**The task**
Please repeat the data shown below, word for word.

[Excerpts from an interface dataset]
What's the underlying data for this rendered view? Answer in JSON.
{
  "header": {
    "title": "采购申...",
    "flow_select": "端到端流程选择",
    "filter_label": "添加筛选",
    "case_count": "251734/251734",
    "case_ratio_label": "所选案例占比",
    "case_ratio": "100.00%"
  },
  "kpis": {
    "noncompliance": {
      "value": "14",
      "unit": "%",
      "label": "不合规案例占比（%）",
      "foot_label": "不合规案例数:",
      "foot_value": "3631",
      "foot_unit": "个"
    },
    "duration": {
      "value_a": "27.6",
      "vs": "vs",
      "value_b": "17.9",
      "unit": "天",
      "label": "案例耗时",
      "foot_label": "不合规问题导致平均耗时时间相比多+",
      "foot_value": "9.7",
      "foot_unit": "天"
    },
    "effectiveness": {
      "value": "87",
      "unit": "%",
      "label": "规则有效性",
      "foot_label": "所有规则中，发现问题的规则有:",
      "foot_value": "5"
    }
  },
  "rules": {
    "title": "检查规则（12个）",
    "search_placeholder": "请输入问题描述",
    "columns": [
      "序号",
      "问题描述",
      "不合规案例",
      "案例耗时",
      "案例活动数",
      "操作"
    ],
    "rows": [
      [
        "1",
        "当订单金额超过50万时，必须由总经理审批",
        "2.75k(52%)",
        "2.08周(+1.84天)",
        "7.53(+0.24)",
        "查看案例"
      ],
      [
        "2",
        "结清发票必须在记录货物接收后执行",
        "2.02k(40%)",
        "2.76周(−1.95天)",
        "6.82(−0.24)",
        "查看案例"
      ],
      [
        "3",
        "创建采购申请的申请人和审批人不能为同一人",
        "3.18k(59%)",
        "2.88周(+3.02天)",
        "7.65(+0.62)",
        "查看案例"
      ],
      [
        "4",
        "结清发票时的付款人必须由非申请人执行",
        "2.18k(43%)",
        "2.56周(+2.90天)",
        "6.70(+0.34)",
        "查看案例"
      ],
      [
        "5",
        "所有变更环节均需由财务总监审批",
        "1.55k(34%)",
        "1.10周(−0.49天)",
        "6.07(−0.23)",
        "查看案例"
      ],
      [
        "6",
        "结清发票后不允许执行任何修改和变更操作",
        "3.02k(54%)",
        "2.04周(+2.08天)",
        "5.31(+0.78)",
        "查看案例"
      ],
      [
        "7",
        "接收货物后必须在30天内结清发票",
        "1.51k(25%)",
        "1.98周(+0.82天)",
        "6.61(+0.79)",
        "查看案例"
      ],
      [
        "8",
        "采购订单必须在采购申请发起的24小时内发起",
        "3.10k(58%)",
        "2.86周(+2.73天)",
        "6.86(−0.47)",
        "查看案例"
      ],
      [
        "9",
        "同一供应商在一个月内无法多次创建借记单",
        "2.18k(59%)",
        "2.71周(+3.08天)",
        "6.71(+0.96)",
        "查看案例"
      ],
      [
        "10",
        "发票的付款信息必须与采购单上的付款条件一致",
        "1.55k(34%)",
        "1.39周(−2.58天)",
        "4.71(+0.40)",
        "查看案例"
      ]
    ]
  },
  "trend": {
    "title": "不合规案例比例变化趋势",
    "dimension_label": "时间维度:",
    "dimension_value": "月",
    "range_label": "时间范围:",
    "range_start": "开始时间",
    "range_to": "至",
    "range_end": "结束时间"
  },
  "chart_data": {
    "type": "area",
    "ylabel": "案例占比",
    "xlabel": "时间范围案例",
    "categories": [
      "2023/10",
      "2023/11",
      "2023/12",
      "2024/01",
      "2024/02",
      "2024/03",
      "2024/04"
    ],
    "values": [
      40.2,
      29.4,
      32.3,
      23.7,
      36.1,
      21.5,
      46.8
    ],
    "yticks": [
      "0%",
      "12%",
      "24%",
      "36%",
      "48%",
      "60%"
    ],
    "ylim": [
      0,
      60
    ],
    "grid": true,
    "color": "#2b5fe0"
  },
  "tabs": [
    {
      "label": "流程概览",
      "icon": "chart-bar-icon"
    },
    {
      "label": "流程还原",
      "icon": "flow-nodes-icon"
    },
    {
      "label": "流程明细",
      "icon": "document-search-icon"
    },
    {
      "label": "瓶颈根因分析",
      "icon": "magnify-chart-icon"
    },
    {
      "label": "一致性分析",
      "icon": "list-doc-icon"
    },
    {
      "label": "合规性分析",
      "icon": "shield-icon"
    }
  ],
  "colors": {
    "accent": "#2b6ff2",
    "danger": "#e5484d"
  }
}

**Exercise response**
What's the underlying data for this rendered view? Answer in JSON.
{
  "header": {
    "title": "采购申...",
    "flow_select": "端到端流程选择",
    "filter_label": "添加筛选",
    "case_count": "251734/251734",
    "case_ratio_label": "所选案例占比",
    "case_ratio": "100.00%"
  },
  "kpis": {
    "noncompliance": {
      "value": "14",
      "unit": "%",
      "label": "不合规案例占比（%）",
      "foot_label": "不合规案例数:",
      "foot_value": "3631",
      "foot_unit": "个"
    },
    "duration": {
      "value_a": "27.6",
      "vs": "vs",
      "value_b": "17.9",
      "unit": "天",
      "label": "案例耗时",
      "foot_label": "不合规问题导致平均耗时时间相比多+",
      "foot_value": "9.7",
      "foot_unit": "天"
    },
    "effectiveness": {
      "value": "87",
      "unit": "%",
      "label": "规则有效性",
      "foot_label": "所有规则中，发现问题的规则有:",
      "foot_value": "5"
    }
  },
  "rules": {
    "title": "检查规则（12个）",
    "search_placeholder": "请输入问题描述",
    "columns": [
      "序号",
      "问题描述",
      "不合规案例",
      "案例耗时",
      "案例活动数",
      "操作"
    ],
    "rows": [
      [
        "1",
        "当订单金额超过50万时，必须由总经理审批",
        "2.75k(52%)",
        "2.08周(+1.84天)",
        "7.53(+0.24)",
        "查看案例"
      ],
      [
        "2",
        "结清发票必须在记录货物接收后执行",
        "2.02k(40%)",
        "2.76周(−1.95天)",
        "6.82(−0.24)",
        "查看案例"
      ],
      [
        "3",
        "创建采购申请的申请人和审批人不能为同一人",
        "3.18k(59%)",
        "2.88周(+3.02天)",
        "7.65(+0.62)",
        "查看案例"
      ],
      [
        "4",
        "结清发票时的付款人必须由非申请人执行",
        "2.18k(43%)",
        "2.56周(+2.90天)",
        "6.70(+0.34)",
        "查看案例"
      ],
      [
        "5",
        "所有变更环节均需由财务总监审批",
        "1.55k(34%)",
        "1.10周(−0.49天)",
        "6.07(−0.23)",
        "查看案例"
      ],
      [
        "6",
        "结清发票后不允许执行任何修改和变更操作",
        "3.02k(54%)",
        "2.04周(+2.08天)",
        "5.31(+0.78)",
        "查看案例"
      ],
      [
        "7",
        "接收货物后必须在30天内结清发票",
        "1.51k(25%)",
        "1.98周(+0.82天)",
        "6.61(+0.79)",
        "查看案例"
      ],
      [
        "8",
        "采购订单必须在采购申请发起的24小时内发起",
        "3.10k(58%)",
        "2.86周(+2.73天)",
        "6.86(−0.47)",
        "查看案例"
      ],
      [
        "9",
        "同一供应商在一个月内无法多次创建借记单",
        "2.18k(59%)",
        "2.71周(+3.08天)",
        "6.71(+0.96)",
        "查看案例"
      ],
      [
        "10",
        "发票的付款信息必须与采购单上的付款条件一致",
        "1.55k(34%)",
        "1.39周(−2.58天)",
        "4.71(+0.40)",
        "查看案例"
      ]
    ]
  },
  "trend": {
    "title": "不合规案例比例变化趋势",
    "dimension_label": "时间维度:",
    "dimension_value": "月",
    "range_label": "时间范围:",
    "range_start": "开始时间",
    "range_to": "至",
    "range_end": "结束时间"
  },
  "chart_data": {
    "type": "area",
    "ylabel": "案例占比",
    "xlabel": "时间范围案例",
    "categories": [
      "2023/10",
      "2023/11",
      "2023/12",
      "2024/01",
      "2024/02",
      "2024/03",
      "2024/04"
    ],
    "values": [
      40.2,
      29.4,
      32.3,
      23.7,
      36.1,
      21.5,
      46.8
    ],
    "yticks": [
      "0%",
      "12%",
      "24%",
      "36%",
      "48%",
      "60%"
    ],
    "ylim": [
      0,
      60
    ],
    "grid": true,
    "color": "#2b5fe0"
  },
  "tabs": [
    {
      "label": "流程概览",
      "icon": "chart-bar-icon"
    },
    {
      "label": "流程还原",
      "icon": "flow-nodes-icon"
    },
    {
      "label": "流程明细",
      "icon": "document-search-icon"
    },
    {
      "label": "瓶颈根因分析",
      "icon": "magnify-chart-icon"
    },
    {
      "label": "一致性分析",
      "icon": "list-doc-icon"
    },
    {
      "label": "合规性分析",
      "icon": "shield-icon"
    }
  ],
  "colors": {
    "accent": "#2b6ff2",
    "danger": "#e5484d"
  }
}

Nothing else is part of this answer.